Pam Duncan-Glancy MSP has hit out at Glasgow City council over planned Low Emission Zones restrictions set to come into force this June, claiming the rules will have a disproportionate impact on disabled people.
Current guidance suggests that disabled people will have to register the vehicle their blue badge is to be used in, which Duncan-Glancy claims adds another layer of bureaucracy to their lives, particularly for those who travel in various vehicles.
The Glasgow Labour MSP has also expressed concern that without changes to the planned exemptions, carers could be unfairly penalised.
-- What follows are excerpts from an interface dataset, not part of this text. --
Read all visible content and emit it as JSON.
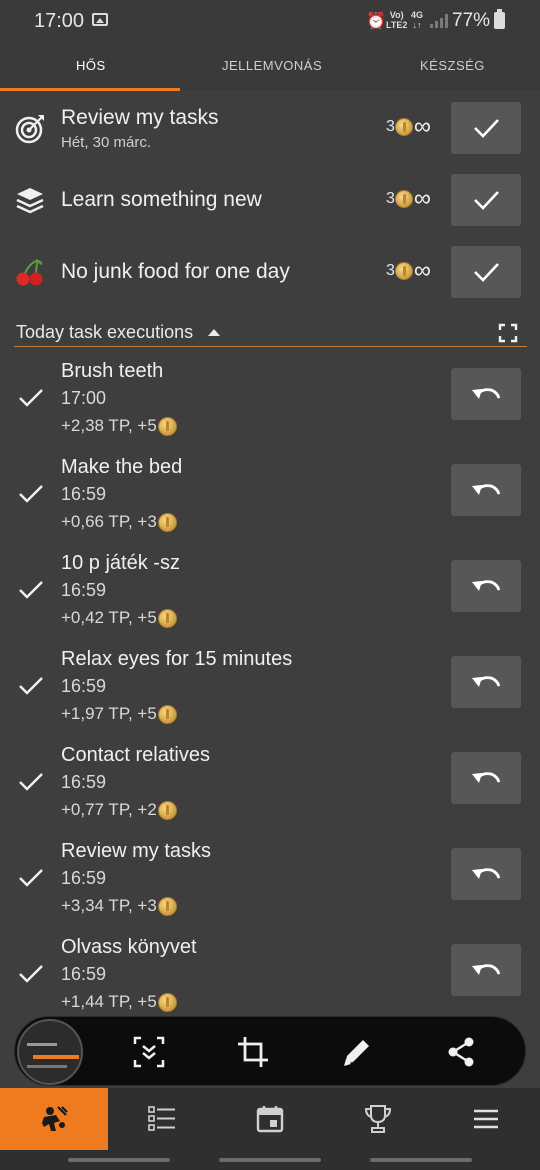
{
  "status_bar": {
    "time": "17:00",
    "volte": "Vo)\nLTE2",
    "network": "4G\n↓↑",
    "battery_percent": "77%",
    "battery_level": 0.77
  },
  "tabs": [
    {
      "label": "HŐS",
      "active": true
    },
    {
      "label": "JELLEMVONÁS",
      "active": false
    },
    {
      "label": "KÉSZSÉG",
      "active": false
    }
  ],
  "dailies": [
    {
      "title": "Review my tasks",
      "subtitle": "Hét, 30 márc.",
      "reward": "3",
      "icon": "target-icon"
    },
    {
      "title": "Learn something new",
      "subtitle": "",
      "reward": "3",
      "icon": "books-icon"
    },
    {
      "title": "No junk food for one day",
      "subtitle": "",
      "reward": "3",
      "icon": "cherries-icon"
    }
  ],
  "section": {
    "title": "Today task executions"
  },
  "executions": [
    {
      "title": "Brush teeth",
      "time": "17:00",
      "reward": "+2,38 TP, +5"
    },
    {
      "title": "Make the bed",
      "time": "16:59",
      "reward": "+0,66 TP, +3"
    },
    {
      "title": "10 p játék -sz",
      "time": "16:59",
      "reward": "+0,42 TP, +5"
    },
    {
      "title": "Relax eyes for 15 minutes",
      "time": "16:59",
      "reward": "+1,97 TP, +5"
    },
    {
      "title": "Contact relatives",
      "time": "16:59",
      "reward": "+0,77 TP, +2"
    },
    {
      "title": "Review my tasks",
      "time": "16:59",
      "reward": "+3,34 TP, +3"
    },
    {
      "title": "Olvass könyvet",
      "time": "16:59",
      "reward": "+1,44 TP, +5"
    }
  ],
  "capture_toolbar": {
    "icons": [
      "scroll-capture-icon",
      "crop-icon",
      "pencil-icon",
      "share-icon"
    ]
  },
  "bottom_nav": {
    "items": [
      "hero-icon",
      "task-list-icon",
      "calendar-icon",
      "trophy-icon",
      "menu-icon"
    ],
    "active_index": 0
  },
  "colors": {
    "accent": "#f07a1e",
    "background": "#3e3e3e",
    "button": "#575757"
  }
}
As it stands there are no grounds on which carers and personal assistants who are employed by disabled people and frequently must travel into or through the city centre are eligible for an exemption, unless travelling with the person they care for.
Duncan-Glancy has also noted concern that the new rules will lead to a fall, and potential wipe-out of black cabs on Glasgow’s City’s Streets, an issue she has previously raised with the Transport Minister directly.
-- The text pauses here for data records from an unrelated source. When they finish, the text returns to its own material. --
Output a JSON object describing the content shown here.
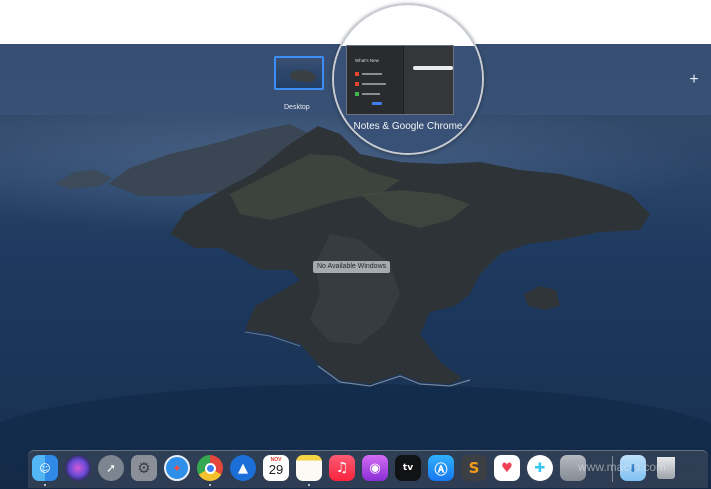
{
  "spaces": {
    "desktop_label": "Desktop",
    "app_space_label": "Notes & Google Chrome",
    "add_space_symbol": "+"
  },
  "magnifier": {
    "window_title": "What's New"
  },
  "desktop": {
    "no_windows_text": "No Available Windows"
  },
  "dock": {
    "calendar_month": "NOV",
    "calendar_day": "29",
    "tv_label": "tv",
    "icons": [
      "finder-icon",
      "siri-icon",
      "launchpad-icon",
      "system-preferences-icon",
      "safari-icon",
      "chrome-icon",
      "compass-icon",
      "calendar-icon",
      "notes-icon",
      "music-icon",
      "podcasts-icon",
      "apple-tv-icon",
      "app-store-icon",
      "sublime-text-icon",
      "pocket-icon",
      "slack-icon",
      "preview-icon",
      "downloads-folder-icon",
      "trash-icon"
    ]
  },
  "watermark": "www.macrb.com"
}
Commenting, Pam Duncan-Glancy MSP said:
“Disabled people constantly face challenges and barriers to their participation in society and the looming introduction of Glasgow’s Low Emission Zone will only add to that.
“Expecting disabled people to register vehicles creates further additional administrative burden and limits our ability to change plans at short notice.
“It appears there has been a complete absence of thought around how the new restrictions will work for carers too, risking them being unfairly penalised for travelling through the city to provide care.
“To be just, transition to net zero must protect jobs and equality – between the threat to the black cab industry and the additional bureaucracy disabled people and their carers are set to face, in my view the new rules fall far short of that standard.
“Glasgow is the only city set to push ahead with these ill-thought through restrictions this year, failing to follow the lead of councils such as Edinburgh and Aberdeen who have delayed introduction to allow more time for individuals and the Taxi industry to prepare for them.
“It’s time Glasgow City Council do the same, push back the introduction date and re-consider exemption rules so that disabled people and those they care for are not made to jump through even more hoops just to go about their daily lives.”